In the wake of the COVID-19 pandemic , it’s important we take measures to care for ourselves and those around us. As a partner of several major blood collection centers around the world, we are aware of the concerns and questions the donors they rely on are having amid this crisis. It’s time to clear the air about donating during a pandemic and the great impact your donation will have on those in need. So let’s get started!Why Should I Donate Blood During a Health Crisis?
The need for blood donations is constant; not only do people rely on transfusions and blood-based therapies when managing chronic illnesses or medical emergencies, but donations only remain usable for a limited time. Thus, it is important blood banks maintain a reliable stock of blood products at all times, so blood, platelets, red cells, and plasma must be collected without fail and frequently.
As citizens of countries around the world are advised to self-isolate, people are avoiding venturing out for unnecessary activities. Unfortunately this has led to a severe drop in blood donations, which will cause supply to dwindle over time, making treatment of chronic conditions and emergencies such as severe traffic accidents, difficult or impossible to treat. .
Is it Safe to Donate Blood During the COVID-19 Pandemic?

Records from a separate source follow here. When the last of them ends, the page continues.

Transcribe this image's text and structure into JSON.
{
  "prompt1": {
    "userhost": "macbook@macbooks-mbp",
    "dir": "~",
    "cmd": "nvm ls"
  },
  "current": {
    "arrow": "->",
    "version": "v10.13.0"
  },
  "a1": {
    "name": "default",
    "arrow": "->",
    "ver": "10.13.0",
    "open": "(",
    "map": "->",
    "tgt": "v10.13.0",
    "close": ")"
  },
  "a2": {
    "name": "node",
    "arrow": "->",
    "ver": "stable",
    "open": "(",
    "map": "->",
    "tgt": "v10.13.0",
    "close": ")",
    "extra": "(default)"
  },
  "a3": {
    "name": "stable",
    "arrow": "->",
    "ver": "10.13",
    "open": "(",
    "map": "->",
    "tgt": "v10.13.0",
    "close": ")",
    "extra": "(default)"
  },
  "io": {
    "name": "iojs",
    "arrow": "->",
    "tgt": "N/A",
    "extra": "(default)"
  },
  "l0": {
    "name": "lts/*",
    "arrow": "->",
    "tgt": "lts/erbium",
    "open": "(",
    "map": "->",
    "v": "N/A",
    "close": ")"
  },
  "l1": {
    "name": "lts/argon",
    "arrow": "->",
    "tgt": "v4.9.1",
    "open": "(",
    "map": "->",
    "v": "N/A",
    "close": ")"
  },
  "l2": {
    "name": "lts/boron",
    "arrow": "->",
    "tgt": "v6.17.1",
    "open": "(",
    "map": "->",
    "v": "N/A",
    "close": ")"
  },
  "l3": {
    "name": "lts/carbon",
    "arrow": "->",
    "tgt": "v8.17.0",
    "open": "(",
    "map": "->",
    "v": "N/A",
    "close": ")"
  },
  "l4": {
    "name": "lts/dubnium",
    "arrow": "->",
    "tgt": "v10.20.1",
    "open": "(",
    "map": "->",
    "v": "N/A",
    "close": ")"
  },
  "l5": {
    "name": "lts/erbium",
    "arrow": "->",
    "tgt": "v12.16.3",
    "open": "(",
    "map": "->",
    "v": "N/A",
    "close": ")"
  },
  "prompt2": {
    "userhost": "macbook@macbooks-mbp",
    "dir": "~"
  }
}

With government and health authorities advising us to stay in as much as possible many people are wondering if it’s safe to donate during the COVID-19 pandemic. Professionals are saying ‘yes’ and are strongly encouraging you do so if you are able.
As anyone who has donated blood in the past should be aware, the donation process already involves significant sanitary and safety measures—the donor’s arm is prepared with a sterile aseptic cleaning solution and all needles and bags are single-use only. Phlebotomists wear protective rubber gloves. All these procedures have been in place for years to protect the safety of the donor, the staff, and the quality of the blood product itself.
When it comes to COVID-19 specifically, many blood collection centers are taking additional precautions, although there is no evidence the coronavirus, or any other respiratory virus, can be transmitted through blood transfusion. As you would expect, blood collection facilities in the US are asking individuals who have travelled to certain areas, have been diagnosed with COVID-19, or have been exposed to someone presumed to have the virus to postpone donating for 28 days. Many donation centers around the world are taking similar precautions in an effort to reduce the likelihood of exposure within their facilities.
During this difficult time, it certainly is important to take measures to ensure our own safety, but we can’t forget those in need. Giving blood at any time can save lives, but it is especially important now as blood banks face severe shortages of donations. We hope this post has assured you of the safety of donating at this time, and may even encourage you to get out there and help those who need it most. Additionally, we invite you to check out the following pages from healthcare leaders for more information on giving blood during the COVID-19 outbreak: